Tuesday, June 05, 2012

The cost of appeasing the other side

I'm willing to give the captains of Metro Nashville Public Schools the benefit of the doubt, and believe that their embrace of charter schools to this point has been an attempt to save, not destroy public education. The only thing is that the conservative champions of charter schools, vouchers, and private subsidies are intent not on saving public education but burying it in the graveyard of privatization.

Even so progressive education reformers still seek to compromise; they find spots and resources for charter schools. But it is a slippery slope. To put it another way, support for charter schools allows the camel's nose to duck under the tent flap. After that, there is nothing to bar the rest of the beast from coming in the tent.

So, why should they be surprised?

School Board Chair Gracie Porter says she was “somewhat shocked” by how “aggressively” the state is moving on charter approvals. She says as charters pull funding away from the district, “we are still expected to perform as the same level, even with less dollars.”

At the same time, Porter wanted to make clear: “Metro School Board is not against charters. We want the best charters that we can possibly have. And we also want our children across the district – not just in charters but across the district – to really be successful. Oftentimes we hear that it’s us-and-them. I don’t view our system as us-and-them.

Rather than feeling wounded or victimized, we must quickly learn the lesson that there is no compromise on public education. Charters prepare the way for further privatization of public education. For Ms. Porter to respond as she did to the distinct probability of politics in red-state Tennessee was unrealistic. And simply trying to restate a liberal Janus-faced approach that invites charters, but not too many charters, is setting oneself up to be beat in the future.

1 comment:

  1. Families should be informed that kids will lose their legal rights and protections in privately managed/public charters.

    Not that it makes any difference to the charter cheerleaders, but the data on charters as educationally superior to public schools is pretty ugly.

    NJ,like TN DoEd will not release the raw data or independent summary analyses,so Bruce Baker at Rutgers took the NJ state report card and ran controlled comparisons. He has the ability to make regression analyses understandable to most so I suggest reading the entire post. http://schoolfinance101.wordpress.com/2012/06/08/new-jersey-charter-data-roundup-a-look-at-the-2010-11-report-cards/

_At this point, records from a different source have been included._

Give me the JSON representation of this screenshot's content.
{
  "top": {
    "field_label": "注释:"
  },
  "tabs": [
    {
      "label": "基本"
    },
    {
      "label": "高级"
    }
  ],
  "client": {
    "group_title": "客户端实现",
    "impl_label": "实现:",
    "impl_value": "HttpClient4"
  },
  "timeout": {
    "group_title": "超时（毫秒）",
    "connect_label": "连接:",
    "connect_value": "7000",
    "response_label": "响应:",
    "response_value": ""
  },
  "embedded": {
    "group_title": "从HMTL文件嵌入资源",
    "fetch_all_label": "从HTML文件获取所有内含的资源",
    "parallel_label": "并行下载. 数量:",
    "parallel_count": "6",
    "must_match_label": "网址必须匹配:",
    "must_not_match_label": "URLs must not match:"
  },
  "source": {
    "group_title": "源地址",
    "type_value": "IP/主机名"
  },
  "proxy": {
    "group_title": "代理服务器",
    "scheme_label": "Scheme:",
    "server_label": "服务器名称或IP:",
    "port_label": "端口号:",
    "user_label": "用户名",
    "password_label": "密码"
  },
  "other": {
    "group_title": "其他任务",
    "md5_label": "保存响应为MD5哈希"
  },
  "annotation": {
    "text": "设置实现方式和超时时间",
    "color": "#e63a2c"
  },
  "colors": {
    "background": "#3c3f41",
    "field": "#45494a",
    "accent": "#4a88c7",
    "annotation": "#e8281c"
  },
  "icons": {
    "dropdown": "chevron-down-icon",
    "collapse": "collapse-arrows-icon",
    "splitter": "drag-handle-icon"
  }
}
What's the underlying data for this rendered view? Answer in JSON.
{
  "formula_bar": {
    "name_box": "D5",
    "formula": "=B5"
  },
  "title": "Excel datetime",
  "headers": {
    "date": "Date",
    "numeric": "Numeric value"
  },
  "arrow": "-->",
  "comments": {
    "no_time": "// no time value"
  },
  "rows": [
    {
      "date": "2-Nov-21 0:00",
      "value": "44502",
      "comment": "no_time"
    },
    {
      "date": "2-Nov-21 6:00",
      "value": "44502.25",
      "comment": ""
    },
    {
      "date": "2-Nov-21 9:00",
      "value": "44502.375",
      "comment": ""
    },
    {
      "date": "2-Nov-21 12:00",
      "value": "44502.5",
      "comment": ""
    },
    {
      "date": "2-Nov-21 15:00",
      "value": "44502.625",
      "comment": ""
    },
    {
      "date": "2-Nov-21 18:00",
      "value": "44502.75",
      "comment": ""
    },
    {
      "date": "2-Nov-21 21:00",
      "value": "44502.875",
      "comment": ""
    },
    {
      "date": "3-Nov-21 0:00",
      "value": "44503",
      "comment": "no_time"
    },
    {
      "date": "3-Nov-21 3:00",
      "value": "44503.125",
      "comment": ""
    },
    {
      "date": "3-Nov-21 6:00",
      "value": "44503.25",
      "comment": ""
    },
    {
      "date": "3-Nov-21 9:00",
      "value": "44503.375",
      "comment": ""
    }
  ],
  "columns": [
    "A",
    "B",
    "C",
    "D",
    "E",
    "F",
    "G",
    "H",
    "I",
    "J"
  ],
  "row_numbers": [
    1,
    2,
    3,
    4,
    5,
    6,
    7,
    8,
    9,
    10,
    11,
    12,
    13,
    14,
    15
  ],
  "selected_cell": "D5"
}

    Can someone remind me again why we're funneling public money to these unaccountable, ineffective child factories?